Fearing for his safety, Joe purchases a gun through an acquaintance, John Well. On the journey home Joe receives a phone call from Jed Parry, who is at Joe's home with Clarissa. Upon arriving at his apartment, Joe sees Jed sitting on the sofa with Clarissa. Jed then asks for Joe's forgiveness, before taking out a knife and pointing it at his own neck. To prevent Jed from killing himself, Joe shoots him in the arm.
Joe and Clarissa go to meet Mrs Logan. They take her and her two infant children on a picnic next to a river, to which they have invited the woman her husband was suspected of having an affair with. It turns out that on the day of the balloon accident the young woman had been with a university lecturer, thirty years her senior, with whom she was having a secret relationship; Dr Logan had simply offered them both a ride after the lecturer's car had broken down. The novel ends with the two Logan children and Joe beside the river, Joe telling the children a story about how the river is made up of many particles.
In the first of the novel's appendices (a medical report on Jed's condition) we learn that Joe and Clarissa are eventually reconciled, and that they adopt a child. In the second appendix (a letter from Jed to Joe) we learn that even after three years Jed remains uncured and is now living in a psychiatric hospital.Adaptation
In 2004, Enduring Love was adapted into a film of the same name. The film version was directed by Roger Michell, written by Joe Penhall, and starred Daniel Craig, Rhys Ifans and Samantha Morton, with Bill Nighy, Susan Lynch and Corin Redgrave. The film received mixed reviews from critics, and the popular movie review site Rotten Tomatoes gave the movie a rating of 59% positive reviews.Fictional appendix
The book contains an appendix purporting to be a scientific paper ("A Homo-Erotic Obsession, with Religious Overtones: A Clinical Variant of de Clerambault’s Syndrome") describing a case study identical to the one around which the narrative is based. The appendix is an invention of McEwan, with its authors - Wenn and Camia - being an anagram of his name.

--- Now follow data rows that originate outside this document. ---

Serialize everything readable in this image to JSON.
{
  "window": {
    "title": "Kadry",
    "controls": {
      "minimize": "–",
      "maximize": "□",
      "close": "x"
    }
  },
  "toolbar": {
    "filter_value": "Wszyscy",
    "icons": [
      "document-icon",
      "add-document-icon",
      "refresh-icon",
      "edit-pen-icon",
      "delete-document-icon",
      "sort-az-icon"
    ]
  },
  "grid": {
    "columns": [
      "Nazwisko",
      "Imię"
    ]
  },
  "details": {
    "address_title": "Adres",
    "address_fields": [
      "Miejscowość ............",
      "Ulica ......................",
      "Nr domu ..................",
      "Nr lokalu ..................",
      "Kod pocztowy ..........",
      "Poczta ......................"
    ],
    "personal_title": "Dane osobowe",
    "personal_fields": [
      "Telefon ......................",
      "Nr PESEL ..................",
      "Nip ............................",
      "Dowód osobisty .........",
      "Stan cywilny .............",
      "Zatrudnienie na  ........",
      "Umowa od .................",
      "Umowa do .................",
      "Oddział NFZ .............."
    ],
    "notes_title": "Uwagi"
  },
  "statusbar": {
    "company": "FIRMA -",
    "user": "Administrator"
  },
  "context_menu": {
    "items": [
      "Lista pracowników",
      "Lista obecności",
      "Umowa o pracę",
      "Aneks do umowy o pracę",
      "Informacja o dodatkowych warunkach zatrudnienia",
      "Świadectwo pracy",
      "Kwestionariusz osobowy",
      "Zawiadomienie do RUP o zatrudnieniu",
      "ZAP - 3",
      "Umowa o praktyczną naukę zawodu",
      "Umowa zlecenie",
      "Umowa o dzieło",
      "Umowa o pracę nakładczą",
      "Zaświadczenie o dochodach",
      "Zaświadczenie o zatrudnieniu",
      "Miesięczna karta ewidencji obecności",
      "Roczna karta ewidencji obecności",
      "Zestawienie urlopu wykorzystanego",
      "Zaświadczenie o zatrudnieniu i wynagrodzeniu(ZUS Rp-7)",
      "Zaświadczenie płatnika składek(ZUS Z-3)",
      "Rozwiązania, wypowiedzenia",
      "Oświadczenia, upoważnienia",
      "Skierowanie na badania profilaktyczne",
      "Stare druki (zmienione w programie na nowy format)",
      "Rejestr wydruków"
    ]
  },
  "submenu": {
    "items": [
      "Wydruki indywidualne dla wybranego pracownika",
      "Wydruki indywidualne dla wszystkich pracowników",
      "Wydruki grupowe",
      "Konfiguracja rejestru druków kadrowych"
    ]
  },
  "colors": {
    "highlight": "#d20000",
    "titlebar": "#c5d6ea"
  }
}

Although fictional, some reviewers took the document to be a factual case, with a review in The New York Times criticizing McEwan for having "simply stuck too close to the facts".
McEwan later submitted the paper to the British Journal of Psychiatry under the name of the paper's fictional writers, but it was not published. Speaking in 1999, McEwan said "I get four or five letters a week, usually from reading groups but sometimes from psychiatrists and scholars, asking if I wrote the appendix."External links
- Reading Group Guide: Enduring Love
- An Interview with Ian McEwan. Bold Type, 03.1998.
- An Interview with Ian McEwan. Capitola Book Café, 16 February 1998.
- Jonathan Greenberg. "Why can't biologists read poetry? Ian McEwan's Enduring Love". Twentieth Century Literature, Summer 2007.
- Laura Miller. "Ian McEwan fools British shrinks". Salon.com, 21 Sep 1999.
- Michael Ruse. "Review of Ian McEwan's Enduring Love". The Global Spiral, Metanexus Institute 1999.08.01.
- Maxine E. Walker. "Ian McEwan's Enduring Love jed is obsessed with sex in a Secular Age". Journal of Religion and Popular Culture, Vol. 21 (1) Spring 2009.
- ^ "P29 – Research 3 – Odilon Redon". The Milkman Goes To College.
- ^ a b The Guardian, 16 August 1999.
- ^ "Doctors Wenn and Camia, I Presume? Inside Ian McEwan's papers". Cultural Compass.